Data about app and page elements
════════════════════

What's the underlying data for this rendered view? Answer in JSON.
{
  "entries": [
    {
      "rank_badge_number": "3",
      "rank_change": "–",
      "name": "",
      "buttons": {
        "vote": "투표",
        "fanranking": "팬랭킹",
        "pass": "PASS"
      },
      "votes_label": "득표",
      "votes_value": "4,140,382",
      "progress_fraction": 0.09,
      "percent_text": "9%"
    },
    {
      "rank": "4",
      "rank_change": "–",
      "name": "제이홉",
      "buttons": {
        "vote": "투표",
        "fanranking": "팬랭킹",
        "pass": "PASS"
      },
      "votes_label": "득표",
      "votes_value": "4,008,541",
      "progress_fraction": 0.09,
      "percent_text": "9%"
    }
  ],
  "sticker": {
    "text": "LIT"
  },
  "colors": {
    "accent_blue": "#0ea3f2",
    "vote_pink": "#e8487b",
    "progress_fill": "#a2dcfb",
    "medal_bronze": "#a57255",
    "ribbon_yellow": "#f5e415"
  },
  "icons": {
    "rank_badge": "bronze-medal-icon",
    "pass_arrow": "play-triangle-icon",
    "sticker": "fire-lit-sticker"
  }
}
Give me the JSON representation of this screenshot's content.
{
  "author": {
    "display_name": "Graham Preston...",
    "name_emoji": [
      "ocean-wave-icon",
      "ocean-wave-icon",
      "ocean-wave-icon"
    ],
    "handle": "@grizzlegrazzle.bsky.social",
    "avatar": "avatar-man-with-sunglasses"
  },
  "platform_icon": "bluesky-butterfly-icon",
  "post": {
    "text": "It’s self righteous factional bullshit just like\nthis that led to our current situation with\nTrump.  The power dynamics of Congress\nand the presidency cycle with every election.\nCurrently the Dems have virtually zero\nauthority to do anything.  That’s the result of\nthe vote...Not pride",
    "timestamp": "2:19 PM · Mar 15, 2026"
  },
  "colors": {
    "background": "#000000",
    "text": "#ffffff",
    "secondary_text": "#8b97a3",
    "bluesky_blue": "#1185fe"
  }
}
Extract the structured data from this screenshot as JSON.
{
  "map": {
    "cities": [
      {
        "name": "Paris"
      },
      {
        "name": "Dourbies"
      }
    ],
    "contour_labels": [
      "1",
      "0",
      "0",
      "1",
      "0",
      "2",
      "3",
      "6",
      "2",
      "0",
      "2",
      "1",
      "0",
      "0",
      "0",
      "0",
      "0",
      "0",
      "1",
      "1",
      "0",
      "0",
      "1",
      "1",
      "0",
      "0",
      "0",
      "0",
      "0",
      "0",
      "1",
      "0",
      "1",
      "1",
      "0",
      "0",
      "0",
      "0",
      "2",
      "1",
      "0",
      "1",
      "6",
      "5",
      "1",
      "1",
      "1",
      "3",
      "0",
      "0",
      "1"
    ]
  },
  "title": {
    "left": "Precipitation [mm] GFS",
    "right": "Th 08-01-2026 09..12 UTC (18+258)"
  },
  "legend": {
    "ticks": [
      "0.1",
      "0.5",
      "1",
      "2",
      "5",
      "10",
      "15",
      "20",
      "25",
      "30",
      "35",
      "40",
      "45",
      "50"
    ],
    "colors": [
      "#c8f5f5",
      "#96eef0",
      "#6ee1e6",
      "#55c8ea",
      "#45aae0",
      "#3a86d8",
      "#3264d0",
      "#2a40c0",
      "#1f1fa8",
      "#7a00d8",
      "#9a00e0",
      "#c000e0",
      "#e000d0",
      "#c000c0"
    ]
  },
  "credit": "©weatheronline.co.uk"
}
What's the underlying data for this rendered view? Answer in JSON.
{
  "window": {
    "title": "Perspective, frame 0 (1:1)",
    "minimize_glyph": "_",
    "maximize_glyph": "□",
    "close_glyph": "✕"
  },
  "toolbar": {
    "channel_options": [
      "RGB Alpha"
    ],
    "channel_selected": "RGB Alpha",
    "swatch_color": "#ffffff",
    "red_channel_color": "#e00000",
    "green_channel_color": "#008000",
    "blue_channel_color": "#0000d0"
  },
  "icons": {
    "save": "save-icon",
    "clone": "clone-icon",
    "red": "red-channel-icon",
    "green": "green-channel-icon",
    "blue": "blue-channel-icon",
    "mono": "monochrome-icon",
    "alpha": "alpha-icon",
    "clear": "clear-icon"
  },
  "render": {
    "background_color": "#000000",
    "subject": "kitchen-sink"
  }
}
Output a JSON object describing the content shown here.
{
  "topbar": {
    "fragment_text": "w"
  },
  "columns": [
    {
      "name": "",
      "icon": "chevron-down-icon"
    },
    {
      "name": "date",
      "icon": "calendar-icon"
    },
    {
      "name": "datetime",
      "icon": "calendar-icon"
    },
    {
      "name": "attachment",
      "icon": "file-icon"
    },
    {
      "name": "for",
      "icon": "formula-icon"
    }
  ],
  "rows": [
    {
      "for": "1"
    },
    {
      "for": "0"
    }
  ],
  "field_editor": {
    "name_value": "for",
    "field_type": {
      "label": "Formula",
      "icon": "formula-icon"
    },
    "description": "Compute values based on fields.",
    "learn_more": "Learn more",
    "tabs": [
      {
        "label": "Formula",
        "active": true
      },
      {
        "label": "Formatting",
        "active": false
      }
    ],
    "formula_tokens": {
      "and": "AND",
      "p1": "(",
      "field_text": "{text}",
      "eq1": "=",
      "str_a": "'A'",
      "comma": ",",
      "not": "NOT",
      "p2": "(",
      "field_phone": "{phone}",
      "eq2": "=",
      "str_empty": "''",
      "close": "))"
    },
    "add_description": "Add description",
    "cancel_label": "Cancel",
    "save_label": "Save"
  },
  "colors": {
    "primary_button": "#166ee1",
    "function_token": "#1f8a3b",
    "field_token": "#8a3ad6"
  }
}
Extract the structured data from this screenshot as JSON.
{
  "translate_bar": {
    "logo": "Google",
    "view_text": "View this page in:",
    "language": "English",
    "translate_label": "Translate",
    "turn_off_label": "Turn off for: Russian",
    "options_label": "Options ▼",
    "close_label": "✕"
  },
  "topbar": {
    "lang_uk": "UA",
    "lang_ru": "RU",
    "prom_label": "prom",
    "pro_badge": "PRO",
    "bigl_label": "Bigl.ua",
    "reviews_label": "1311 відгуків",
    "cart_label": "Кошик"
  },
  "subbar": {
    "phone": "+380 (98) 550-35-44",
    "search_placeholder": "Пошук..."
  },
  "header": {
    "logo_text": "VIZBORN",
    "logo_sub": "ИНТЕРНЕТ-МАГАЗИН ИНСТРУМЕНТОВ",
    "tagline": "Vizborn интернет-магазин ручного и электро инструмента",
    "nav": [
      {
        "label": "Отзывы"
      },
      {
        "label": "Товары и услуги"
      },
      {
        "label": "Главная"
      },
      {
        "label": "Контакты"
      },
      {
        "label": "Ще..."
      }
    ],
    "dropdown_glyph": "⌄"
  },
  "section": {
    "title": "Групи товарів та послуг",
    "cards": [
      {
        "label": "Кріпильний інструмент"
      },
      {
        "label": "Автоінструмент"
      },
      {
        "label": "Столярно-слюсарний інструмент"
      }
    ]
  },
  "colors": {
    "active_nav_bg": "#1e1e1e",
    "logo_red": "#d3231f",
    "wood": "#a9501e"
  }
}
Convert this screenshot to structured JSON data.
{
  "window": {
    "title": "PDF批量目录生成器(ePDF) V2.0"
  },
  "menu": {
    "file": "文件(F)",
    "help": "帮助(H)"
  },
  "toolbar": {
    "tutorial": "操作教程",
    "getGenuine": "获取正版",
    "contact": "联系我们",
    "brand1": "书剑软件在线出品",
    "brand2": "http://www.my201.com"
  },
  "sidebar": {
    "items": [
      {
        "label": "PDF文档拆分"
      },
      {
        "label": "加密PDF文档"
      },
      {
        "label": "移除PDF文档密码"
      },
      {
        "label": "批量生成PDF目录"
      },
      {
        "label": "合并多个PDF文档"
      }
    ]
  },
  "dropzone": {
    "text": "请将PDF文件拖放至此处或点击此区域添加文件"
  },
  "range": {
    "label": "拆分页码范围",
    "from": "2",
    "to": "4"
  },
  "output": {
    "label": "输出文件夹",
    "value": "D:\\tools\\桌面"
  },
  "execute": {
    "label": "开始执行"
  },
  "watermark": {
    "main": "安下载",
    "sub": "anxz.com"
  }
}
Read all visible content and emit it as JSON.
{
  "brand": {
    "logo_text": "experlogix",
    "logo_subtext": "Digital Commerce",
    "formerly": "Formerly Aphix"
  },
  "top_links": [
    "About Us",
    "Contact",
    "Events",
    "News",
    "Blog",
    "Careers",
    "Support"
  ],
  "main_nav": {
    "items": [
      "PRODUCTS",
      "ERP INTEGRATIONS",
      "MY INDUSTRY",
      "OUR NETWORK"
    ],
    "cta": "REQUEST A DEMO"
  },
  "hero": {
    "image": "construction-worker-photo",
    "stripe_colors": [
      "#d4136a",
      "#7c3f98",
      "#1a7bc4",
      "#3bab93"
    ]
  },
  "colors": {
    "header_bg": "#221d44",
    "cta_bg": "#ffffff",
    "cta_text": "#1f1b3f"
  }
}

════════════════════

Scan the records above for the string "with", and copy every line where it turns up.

• **Expected output**
    "avatar": "avatar-man-with-sunglasses"
    "text": "It’s self righteous factional bullshit just like\nthis that led to our current situation with\nTrump.  The power dynamics of Congress\nand the presidency cycle with every election.\nCurrently the Dems have virtually zero\nauthority to do anything.  That’s the result of\nthe vote...Not pride",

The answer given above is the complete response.